I shall post videos, graphs, news stories, and other material. We shall use some of this material in class, and you may review the rest at your convenience. I encourage you to use the blog in these ways:

--To post questions or comments about the readings before we discuss them in class;
--To follow up on class discussions with additional comments or questions.
--To post relevant news items or videos.

There are only two major limitations: no coarse language, and no derogatory comments about people at the Claremont Colleges. This blog is on the open Internet, so post nothing that you would not want a potential employer to see.

Tuesday, April 14, 2020

Parties, State Elections, and the Judiciary

Congress and the Executive


Introduction to State Government

Constraints -- as Ciara notes, state governments face constitutional and economic constraints that do not necessarily bind the federal government.


GOVERNORS AND EXEC OFFICIALS



The State Courts and Judicial Elections


Dark Money
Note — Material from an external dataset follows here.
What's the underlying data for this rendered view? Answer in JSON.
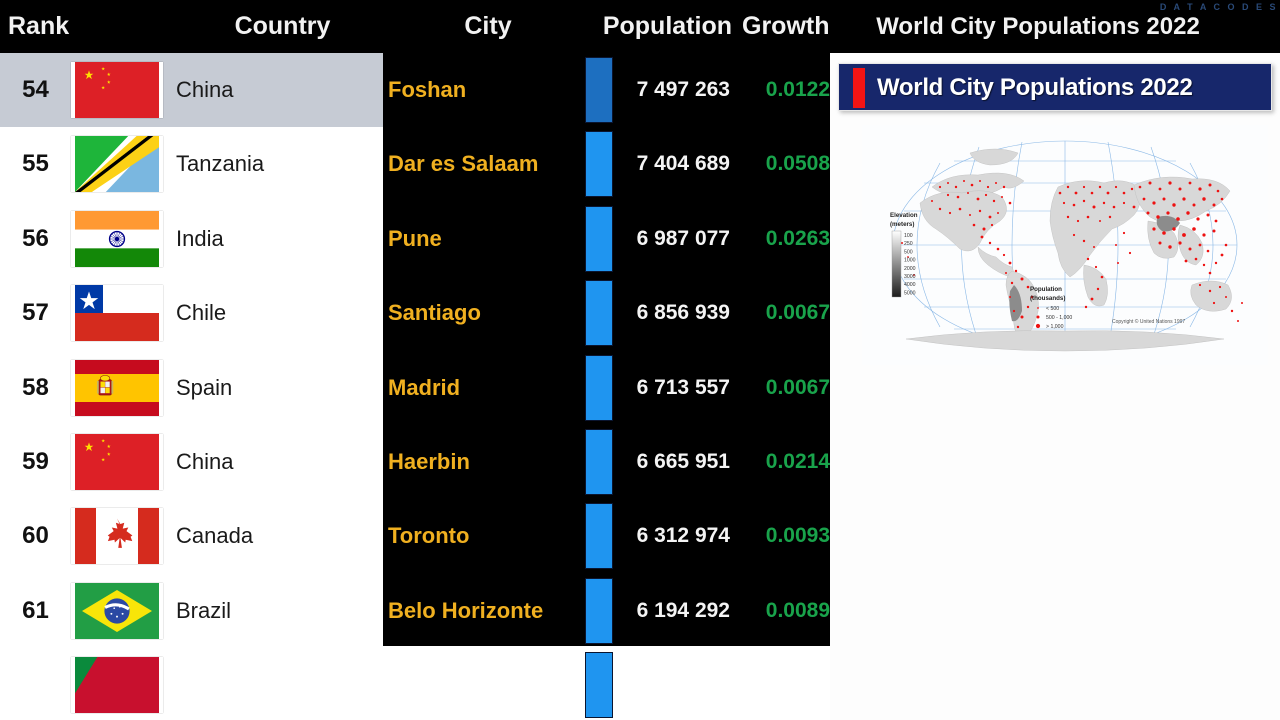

Last night, Democratic victory in Wisconsin
In 2019, a GOP victory
In 2018, a Dem victory Harry Enten at CNN:
In another major pre-midterm election, the left has won again -- this time in a race for the Wisconsin Supreme Court.
Although the elections are officially nonpartisan, that's really in name only. Liberal candidate Rebecca Dallet won by 12 percentage points over conservative Michael Screnock, who was backed by Republican Gov. Scott Walker. It was the first time Democrats won an open seat on the Wisconsin Supreme Court since 1995.
This Wisconsin result is merely the latest sign that it's not 2016 anymore and Democrats have momentum heading into the congressional midterms this fall.
One of the most interesting trends in the previous special elections in 2017 and 2018 is how the results correlated with the 2016 and 2012 presidential results. What we might expect is that the more recent election (2016) would be more predictive of the race to race correlation than the one before it (2012). That is, the areas that President Donald Trump did worse in relative to Mitt Romney would continue to trend that way, while Democrats would continue to lose ground in the areas where Trump did better than Romney.

No comments:

Post a Comment

Note: Only a member of this blog may post a comment.